[Your instructions] Give back each line of the material that contains the word "gorodnya".
(Dataset)
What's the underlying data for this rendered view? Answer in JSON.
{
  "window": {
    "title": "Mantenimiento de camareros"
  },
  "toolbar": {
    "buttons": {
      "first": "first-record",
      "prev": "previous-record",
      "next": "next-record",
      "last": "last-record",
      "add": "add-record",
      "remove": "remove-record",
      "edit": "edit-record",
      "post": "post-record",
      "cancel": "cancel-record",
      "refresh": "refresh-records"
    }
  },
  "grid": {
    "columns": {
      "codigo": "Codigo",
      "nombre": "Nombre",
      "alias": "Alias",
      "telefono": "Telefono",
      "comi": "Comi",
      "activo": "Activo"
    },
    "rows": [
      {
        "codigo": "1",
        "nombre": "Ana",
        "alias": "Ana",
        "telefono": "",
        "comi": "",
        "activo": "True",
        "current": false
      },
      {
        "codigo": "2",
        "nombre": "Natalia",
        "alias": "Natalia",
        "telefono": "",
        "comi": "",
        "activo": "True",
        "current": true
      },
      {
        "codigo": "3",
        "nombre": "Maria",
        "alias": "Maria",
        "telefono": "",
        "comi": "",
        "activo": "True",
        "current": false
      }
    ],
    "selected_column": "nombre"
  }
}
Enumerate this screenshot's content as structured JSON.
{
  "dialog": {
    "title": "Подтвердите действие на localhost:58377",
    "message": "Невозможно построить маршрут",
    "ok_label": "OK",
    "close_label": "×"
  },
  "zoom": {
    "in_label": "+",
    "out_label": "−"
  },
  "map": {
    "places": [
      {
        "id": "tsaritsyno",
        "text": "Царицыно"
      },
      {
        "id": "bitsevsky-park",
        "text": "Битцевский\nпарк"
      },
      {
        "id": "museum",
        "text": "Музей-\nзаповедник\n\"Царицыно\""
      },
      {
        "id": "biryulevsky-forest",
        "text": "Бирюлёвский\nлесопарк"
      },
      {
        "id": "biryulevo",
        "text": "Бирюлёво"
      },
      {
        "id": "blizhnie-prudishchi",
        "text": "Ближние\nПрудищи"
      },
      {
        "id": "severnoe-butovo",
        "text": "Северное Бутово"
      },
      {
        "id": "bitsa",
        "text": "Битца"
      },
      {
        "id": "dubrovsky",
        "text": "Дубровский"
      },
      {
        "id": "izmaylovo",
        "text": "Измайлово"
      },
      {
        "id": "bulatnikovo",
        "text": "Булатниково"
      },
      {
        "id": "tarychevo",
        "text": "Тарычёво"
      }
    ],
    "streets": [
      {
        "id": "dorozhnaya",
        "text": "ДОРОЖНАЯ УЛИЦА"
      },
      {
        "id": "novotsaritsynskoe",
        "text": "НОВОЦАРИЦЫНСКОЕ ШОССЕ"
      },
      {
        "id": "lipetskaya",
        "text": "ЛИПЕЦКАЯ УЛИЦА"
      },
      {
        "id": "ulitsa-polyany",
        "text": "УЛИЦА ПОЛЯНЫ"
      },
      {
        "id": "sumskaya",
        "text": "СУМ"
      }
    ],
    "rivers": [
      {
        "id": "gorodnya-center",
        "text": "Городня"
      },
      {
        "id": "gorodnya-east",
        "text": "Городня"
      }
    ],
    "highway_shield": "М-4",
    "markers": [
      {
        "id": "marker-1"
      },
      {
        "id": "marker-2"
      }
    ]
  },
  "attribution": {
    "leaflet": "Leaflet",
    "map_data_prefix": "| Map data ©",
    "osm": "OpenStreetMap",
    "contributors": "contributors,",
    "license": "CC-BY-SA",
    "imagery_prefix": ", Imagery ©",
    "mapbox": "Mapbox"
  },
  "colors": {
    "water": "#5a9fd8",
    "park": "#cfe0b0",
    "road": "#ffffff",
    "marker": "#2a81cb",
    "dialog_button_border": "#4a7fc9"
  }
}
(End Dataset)
[Exercise output]
        "id": "gorodnya-center",
        "id": "gorodnya-east",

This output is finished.